Every entry is to be set down a second time, precisely as written.

▶ _Given records_
--------------------------------

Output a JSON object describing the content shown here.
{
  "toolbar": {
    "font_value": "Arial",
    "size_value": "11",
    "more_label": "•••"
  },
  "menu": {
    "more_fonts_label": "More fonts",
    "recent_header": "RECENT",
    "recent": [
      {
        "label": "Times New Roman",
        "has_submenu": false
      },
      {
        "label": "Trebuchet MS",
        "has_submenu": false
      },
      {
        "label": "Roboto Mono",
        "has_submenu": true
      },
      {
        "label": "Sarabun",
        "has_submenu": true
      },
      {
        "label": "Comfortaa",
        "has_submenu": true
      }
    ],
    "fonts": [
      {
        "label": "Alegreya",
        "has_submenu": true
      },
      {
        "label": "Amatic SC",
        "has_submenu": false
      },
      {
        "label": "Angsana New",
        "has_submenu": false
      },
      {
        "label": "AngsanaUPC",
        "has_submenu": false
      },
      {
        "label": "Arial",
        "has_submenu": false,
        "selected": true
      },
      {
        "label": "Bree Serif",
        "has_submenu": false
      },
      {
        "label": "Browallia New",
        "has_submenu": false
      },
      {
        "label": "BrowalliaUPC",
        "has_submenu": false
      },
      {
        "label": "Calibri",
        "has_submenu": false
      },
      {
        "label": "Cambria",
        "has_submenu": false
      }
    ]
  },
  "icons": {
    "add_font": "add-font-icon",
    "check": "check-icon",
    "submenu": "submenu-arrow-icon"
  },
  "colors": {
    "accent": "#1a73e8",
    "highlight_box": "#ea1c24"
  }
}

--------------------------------

▶ _Exercise solution_
Output a JSON object describing the content shown here.
{
  "toolbar": {
    "font_value": "Arial",
    "size_value": "11",
    "more_label": "•••"
  },
  "menu": {
    "more_fonts_label": "More fonts",
    "recent_header": "RECENT",
    "recent": [
      {
        "label": "Times New Roman",
        "has_submenu": false
      },
      {
        "label": "Trebuchet MS",
        "has_submenu": false
      },
      {
        "label": "Roboto Mono",
        "has_submenu": true
      },
      {
        "label": "Sarabun",
        "has_submenu": true
      },
      {
        "label": "Comfortaa",
        "has_submenu": true
      }
    ],
    "fonts": [
      {
        "label": "Alegreya",
        "has_submenu": true
      },
      {
        "label": "Amatic SC",
        "has_submenu": false
      },
      {
        "label": "Angsana New",
        "has_submenu": false
      },
      {
        "label": "AngsanaUPC",
        "has_submenu": false
      },
      {
        "label": "Arial",
        "has_submenu": false,
        "selected": true
      },
      {
        "label": "Bree Serif",
        "has_submenu": false
      },
      {
        "label": "Browallia New",
        "has_submenu": false
      },
      {
        "label": "BrowalliaUPC",
        "has_submenu": false
      },
      {
        "label": "Calibri",
        "has_submenu": false
      },
      {
        "label": "Cambria",
        "has_submenu": false
      }
    ]
  },
  "icons": {
    "add_font": "add-font-icon",
    "check": "check-icon",
    "submenu": "submenu-arrow-icon"
  },
  "colors": {
    "accent": "#1a73e8",
    "highlight_box": "#ea1c24"
  }
}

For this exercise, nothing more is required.